EXERCISE DIRECTIONS: Copy out every line of the material below, character for character, apart from the pictures.

[Opening MATERIAL SHOWN section]

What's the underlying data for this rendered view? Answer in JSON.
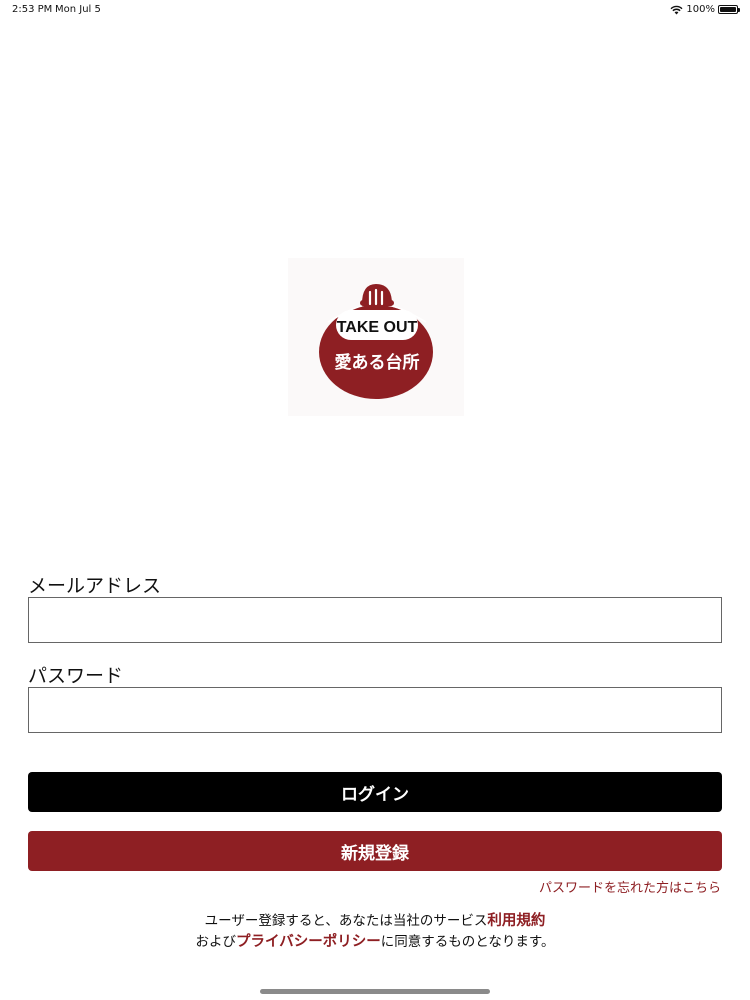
{
  "status_bar": {
    "time": "2:53 PM",
    "date": "Mon Jul 5",
    "battery_text": "100%",
    "battery_level": 1.0
  },
  "logo": {
    "line1": "TAKE OUT",
    "line2": "愛ある台所",
    "brand_color": "#8e1f23"
  },
  "form": {
    "email_label": "メールアドレス",
    "email_value": "",
    "password_label": "パスワード",
    "password_value": ""
  },
  "buttons": {
    "login_label": "ログイン",
    "register_label": "新規登録"
  },
  "links": {
    "forgot_password": "パスワードを忘れた方はこちら"
  },
  "terms": {
    "line1_prefix": "ユーザー登録すると、あなたは当社のサービス",
    "terms_link": "利用規約",
    "line2_prefix": "および",
    "privacy_link": "プライバシーポリシー",
    "line2_suffix": "に同意するものとなります。"
  },
  "colors": {
    "accent": "#8e1f23",
    "login_button": "#000000",
    "background": "#ffffff"
  }
}
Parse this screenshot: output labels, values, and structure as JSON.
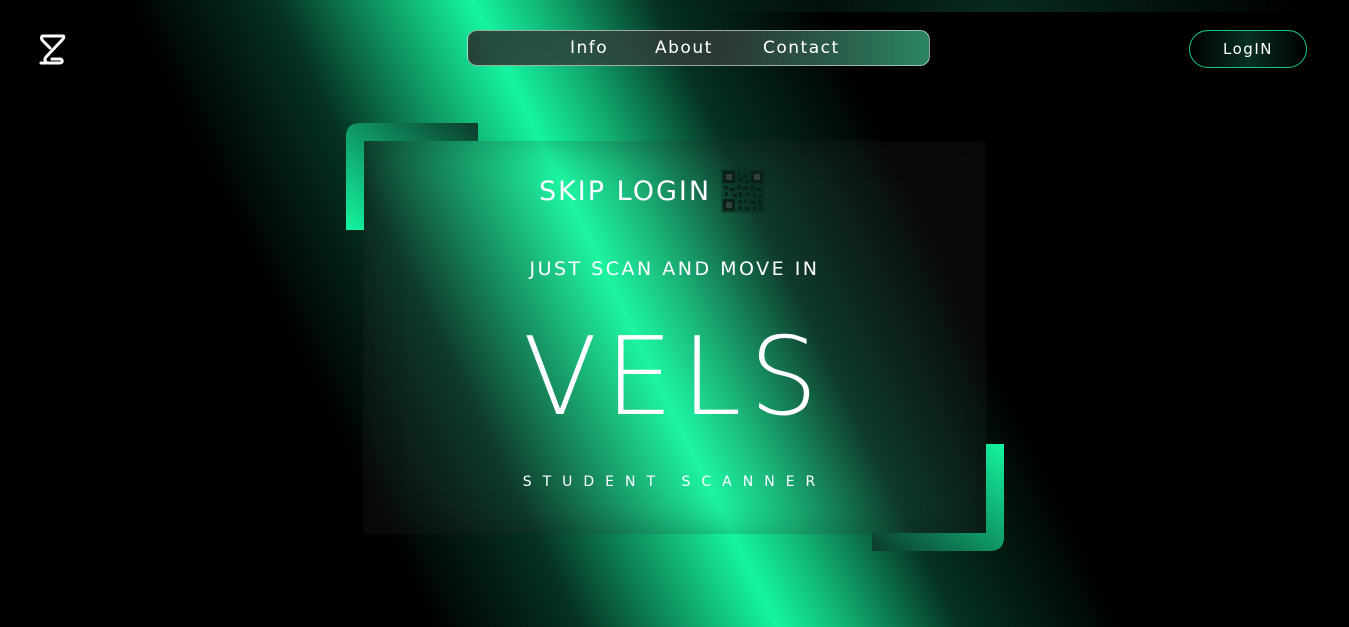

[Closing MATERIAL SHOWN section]

TASK RESULT:
What's the underlying data for this rendered view? Answer in JSON.
{
  "status_bar": {
    "time": "2:53 PM",
    "date": "Mon Jul 5",
    "battery_text": "100%",
    "battery_level": 1.0
  },
  "logo": {
    "line1": "TAKE OUT",
    "line2": "愛ある台所",
    "brand_color": "#8e1f23"
  },
  "form": {
    "email_label": "メールアドレス",
    "email_value": "",
    "password_label": "パスワード",
    "password_value": ""
  },
  "buttons": {
    "login_label": "ログイン",
    "register_label": "新規登録"
  },
  "links": {
    "forgot_password": "パスワードを忘れた方はこちら"
  },
  "terms": {
    "line1_prefix": "ユーザー登録すると、あなたは当社のサービス",
    "terms_link": "利用規約",
    "line2_prefix": "および",
    "privacy_link": "プライバシーポリシー",
    "line2_suffix": "に同意するものとなります。"
  },
  "colors": {
    "accent": "#8e1f23",
    "login_button": "#000000",
    "background": "#ffffff"
  }
}
Parse this screenshot: output labels, values, and structure as JSON.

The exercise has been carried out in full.